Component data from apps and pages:
━━━━━━━━━━━━━━━━━━━━━━━━━━━━━━

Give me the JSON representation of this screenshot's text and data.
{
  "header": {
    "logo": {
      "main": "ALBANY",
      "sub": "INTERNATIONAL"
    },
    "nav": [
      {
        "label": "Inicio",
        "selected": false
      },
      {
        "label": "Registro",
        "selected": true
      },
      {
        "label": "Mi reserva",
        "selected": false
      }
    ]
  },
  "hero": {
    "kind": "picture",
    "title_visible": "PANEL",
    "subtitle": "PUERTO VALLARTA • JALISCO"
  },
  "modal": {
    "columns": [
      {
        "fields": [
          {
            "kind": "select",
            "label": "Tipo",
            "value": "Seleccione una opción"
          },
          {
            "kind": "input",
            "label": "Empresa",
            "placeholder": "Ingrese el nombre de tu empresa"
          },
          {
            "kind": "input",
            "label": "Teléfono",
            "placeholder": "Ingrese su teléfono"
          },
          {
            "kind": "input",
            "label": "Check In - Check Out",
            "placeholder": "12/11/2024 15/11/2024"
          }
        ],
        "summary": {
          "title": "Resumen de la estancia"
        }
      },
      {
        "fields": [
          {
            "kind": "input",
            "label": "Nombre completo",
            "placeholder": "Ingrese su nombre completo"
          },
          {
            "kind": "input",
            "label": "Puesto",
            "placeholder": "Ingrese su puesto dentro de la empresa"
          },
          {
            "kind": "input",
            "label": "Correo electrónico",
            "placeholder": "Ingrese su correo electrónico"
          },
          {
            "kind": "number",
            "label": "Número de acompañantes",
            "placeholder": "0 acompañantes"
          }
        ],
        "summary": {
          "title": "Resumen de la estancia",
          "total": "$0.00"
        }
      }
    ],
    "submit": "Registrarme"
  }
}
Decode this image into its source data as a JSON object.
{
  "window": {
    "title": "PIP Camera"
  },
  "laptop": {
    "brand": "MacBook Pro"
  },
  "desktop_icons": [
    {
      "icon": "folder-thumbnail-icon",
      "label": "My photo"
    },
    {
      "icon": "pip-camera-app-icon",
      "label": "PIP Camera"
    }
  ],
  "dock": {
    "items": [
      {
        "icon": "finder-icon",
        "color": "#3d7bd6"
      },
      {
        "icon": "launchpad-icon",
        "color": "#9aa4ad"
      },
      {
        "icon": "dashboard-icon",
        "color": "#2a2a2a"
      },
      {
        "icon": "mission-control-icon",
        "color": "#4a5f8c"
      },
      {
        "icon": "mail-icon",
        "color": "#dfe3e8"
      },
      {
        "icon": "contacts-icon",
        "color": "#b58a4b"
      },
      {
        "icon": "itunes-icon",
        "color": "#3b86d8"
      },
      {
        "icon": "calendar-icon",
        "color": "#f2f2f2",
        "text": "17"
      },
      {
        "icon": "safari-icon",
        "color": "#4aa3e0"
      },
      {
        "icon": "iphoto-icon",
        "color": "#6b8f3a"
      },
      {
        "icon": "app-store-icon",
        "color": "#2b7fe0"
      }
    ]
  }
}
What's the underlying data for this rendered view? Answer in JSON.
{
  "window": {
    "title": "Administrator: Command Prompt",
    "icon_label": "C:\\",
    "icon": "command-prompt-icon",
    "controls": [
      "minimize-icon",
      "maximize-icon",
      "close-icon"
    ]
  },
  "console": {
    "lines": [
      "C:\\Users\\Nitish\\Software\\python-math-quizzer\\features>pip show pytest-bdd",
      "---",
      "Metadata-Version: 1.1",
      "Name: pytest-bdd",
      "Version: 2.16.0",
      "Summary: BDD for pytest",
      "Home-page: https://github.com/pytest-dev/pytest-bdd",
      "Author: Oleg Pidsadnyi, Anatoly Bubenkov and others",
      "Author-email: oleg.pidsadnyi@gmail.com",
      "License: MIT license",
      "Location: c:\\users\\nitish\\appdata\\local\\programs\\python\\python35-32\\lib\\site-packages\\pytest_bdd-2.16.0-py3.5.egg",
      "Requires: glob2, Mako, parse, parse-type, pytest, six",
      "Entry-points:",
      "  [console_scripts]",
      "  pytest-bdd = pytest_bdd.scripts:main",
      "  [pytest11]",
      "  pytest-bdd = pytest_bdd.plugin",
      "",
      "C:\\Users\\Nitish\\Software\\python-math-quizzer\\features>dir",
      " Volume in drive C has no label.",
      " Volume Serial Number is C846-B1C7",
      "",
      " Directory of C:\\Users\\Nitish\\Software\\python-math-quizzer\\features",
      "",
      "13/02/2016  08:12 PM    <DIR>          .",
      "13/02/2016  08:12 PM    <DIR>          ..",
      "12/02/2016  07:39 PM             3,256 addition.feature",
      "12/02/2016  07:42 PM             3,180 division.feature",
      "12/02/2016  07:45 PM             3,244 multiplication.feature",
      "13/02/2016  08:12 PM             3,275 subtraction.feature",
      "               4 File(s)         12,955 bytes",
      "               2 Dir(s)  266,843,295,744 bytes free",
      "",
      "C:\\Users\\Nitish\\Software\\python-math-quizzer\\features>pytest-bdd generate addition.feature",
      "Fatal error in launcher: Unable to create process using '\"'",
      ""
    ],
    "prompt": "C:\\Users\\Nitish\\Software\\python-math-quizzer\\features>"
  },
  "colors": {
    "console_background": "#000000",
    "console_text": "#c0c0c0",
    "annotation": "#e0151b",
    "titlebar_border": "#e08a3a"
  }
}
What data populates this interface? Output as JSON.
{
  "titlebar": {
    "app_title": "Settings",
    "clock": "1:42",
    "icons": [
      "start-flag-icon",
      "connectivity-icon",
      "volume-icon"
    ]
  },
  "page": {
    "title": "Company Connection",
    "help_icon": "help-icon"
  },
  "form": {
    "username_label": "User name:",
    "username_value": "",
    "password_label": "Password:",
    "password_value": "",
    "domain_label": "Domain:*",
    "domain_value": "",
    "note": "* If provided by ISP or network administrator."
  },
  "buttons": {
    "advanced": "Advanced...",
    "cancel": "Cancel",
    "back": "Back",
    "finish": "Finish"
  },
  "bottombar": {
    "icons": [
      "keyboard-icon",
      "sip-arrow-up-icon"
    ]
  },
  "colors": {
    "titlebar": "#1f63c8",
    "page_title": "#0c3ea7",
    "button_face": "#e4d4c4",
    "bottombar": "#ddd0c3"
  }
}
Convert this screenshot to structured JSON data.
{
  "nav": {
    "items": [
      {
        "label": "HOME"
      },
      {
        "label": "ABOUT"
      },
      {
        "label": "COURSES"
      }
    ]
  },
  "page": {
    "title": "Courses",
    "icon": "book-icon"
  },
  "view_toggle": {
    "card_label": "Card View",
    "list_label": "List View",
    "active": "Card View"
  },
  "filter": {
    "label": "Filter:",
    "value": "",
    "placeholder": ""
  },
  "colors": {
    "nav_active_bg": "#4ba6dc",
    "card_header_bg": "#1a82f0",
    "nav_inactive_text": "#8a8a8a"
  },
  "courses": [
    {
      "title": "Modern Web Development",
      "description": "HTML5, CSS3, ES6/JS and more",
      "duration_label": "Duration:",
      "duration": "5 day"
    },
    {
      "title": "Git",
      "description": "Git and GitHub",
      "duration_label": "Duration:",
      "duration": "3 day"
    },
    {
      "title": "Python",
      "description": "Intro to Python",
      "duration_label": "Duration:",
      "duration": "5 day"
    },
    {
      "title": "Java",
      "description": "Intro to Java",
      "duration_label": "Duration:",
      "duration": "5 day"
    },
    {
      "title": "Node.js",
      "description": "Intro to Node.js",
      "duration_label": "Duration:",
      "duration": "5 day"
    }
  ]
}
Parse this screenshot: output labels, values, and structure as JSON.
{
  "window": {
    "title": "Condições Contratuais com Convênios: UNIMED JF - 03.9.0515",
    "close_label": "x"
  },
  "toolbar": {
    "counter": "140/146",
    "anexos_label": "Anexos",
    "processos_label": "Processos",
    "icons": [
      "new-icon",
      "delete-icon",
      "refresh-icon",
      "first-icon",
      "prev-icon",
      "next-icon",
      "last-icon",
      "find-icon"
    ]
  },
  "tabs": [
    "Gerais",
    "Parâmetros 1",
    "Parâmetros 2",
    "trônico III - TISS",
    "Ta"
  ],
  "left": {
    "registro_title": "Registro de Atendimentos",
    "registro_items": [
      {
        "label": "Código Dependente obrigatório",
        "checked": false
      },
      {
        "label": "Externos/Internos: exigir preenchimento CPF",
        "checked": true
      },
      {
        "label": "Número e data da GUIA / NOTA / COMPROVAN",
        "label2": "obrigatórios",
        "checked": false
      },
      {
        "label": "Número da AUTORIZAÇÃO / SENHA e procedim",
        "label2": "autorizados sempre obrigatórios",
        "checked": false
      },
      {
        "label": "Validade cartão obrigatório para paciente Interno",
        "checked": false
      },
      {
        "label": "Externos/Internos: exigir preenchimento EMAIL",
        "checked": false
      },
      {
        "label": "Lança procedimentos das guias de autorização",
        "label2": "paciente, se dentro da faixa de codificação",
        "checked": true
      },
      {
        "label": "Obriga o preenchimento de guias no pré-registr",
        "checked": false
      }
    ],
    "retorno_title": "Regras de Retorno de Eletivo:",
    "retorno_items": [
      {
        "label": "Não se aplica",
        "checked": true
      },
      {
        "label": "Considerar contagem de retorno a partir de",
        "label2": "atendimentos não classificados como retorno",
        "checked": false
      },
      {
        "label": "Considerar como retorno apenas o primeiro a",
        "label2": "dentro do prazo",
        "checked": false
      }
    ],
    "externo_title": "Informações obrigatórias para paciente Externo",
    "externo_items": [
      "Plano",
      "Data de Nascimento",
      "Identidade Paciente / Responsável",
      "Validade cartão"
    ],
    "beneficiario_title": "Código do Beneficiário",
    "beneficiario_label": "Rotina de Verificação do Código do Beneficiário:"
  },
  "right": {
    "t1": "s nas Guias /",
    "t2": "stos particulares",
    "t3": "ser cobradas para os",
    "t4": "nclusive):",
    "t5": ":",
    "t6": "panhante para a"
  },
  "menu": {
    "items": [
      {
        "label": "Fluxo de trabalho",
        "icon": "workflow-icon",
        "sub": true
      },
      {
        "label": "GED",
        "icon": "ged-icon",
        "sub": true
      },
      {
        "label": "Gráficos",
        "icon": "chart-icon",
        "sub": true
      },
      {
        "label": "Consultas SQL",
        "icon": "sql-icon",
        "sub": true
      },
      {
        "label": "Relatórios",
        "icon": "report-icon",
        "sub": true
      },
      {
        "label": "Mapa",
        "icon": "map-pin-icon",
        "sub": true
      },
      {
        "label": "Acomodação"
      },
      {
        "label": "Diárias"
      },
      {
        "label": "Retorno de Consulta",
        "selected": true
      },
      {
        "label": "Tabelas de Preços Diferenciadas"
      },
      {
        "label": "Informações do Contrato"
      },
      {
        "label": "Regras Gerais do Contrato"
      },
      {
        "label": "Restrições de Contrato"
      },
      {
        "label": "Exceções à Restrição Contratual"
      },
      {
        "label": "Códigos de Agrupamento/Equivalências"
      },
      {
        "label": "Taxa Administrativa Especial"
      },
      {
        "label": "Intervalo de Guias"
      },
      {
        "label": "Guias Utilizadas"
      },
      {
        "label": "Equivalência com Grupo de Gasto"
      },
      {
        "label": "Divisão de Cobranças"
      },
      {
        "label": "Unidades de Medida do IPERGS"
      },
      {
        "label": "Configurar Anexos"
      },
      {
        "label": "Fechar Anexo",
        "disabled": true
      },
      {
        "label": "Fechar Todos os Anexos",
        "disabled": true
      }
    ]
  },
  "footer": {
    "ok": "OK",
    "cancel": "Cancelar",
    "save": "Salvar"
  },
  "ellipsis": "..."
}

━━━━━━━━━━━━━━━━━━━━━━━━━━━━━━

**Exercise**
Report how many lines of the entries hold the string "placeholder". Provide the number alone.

**Exercise solution**
8